• _Task requirements_: Below are some entries; report how many of their lines contain the word "date", giving nothing besides the number.

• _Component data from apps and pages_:
-- Opening Marker --

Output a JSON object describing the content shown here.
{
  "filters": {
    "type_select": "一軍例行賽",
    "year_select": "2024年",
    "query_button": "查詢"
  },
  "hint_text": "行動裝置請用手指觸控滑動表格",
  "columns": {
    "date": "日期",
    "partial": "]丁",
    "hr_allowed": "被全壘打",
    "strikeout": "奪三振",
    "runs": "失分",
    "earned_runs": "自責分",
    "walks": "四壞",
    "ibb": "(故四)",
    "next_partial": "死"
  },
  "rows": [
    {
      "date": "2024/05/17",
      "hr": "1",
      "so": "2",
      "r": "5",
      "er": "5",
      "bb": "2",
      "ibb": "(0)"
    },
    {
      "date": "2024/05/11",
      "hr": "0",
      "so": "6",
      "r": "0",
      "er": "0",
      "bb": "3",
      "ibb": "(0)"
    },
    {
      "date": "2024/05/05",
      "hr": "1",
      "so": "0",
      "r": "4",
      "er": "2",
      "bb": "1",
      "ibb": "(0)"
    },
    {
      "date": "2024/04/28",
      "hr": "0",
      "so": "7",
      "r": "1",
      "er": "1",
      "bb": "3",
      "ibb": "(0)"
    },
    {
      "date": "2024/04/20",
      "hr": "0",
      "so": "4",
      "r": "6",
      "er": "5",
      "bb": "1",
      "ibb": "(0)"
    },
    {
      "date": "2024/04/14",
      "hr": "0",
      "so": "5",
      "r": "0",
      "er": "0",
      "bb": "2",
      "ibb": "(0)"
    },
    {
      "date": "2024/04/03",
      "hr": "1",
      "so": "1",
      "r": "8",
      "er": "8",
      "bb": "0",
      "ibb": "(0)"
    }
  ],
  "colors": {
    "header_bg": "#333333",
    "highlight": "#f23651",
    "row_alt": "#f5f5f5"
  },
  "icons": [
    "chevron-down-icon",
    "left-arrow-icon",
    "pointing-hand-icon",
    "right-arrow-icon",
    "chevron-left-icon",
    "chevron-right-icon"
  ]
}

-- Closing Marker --
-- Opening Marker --

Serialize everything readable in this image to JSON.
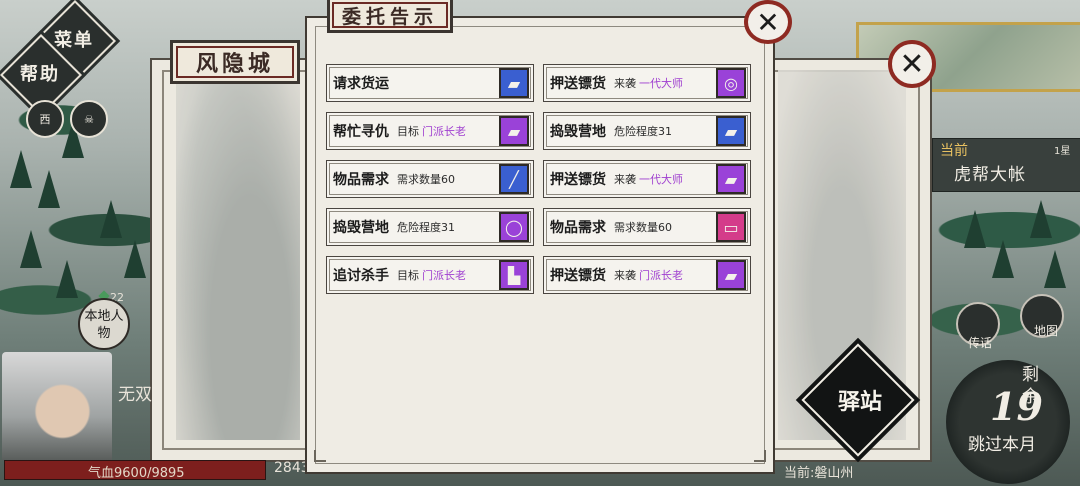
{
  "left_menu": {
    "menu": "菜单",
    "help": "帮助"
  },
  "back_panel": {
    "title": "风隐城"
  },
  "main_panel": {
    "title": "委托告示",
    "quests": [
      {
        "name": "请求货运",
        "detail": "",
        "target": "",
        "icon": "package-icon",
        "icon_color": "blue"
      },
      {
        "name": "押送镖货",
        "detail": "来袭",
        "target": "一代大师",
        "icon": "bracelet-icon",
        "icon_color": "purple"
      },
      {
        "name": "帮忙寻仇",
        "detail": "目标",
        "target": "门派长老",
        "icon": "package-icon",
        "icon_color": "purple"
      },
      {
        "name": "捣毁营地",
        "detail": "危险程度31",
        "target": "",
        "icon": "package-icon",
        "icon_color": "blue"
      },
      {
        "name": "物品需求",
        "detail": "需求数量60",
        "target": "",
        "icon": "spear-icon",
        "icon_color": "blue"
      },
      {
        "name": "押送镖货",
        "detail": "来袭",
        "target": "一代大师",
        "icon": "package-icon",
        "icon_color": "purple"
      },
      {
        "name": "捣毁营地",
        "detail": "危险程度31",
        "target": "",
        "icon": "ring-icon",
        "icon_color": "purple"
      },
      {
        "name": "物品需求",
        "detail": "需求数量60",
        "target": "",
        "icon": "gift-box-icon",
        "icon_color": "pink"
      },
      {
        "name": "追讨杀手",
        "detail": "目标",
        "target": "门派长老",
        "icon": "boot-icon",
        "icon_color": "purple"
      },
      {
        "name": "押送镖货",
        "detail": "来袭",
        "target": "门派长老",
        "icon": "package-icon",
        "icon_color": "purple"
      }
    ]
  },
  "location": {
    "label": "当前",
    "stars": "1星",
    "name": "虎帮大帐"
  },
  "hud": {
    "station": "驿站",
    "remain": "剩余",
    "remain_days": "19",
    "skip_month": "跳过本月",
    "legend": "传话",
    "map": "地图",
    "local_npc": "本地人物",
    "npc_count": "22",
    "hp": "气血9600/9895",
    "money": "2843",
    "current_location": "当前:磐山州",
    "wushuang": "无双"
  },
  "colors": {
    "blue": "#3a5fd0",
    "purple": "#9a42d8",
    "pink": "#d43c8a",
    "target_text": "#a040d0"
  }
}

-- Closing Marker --

• _Output for this task_: 8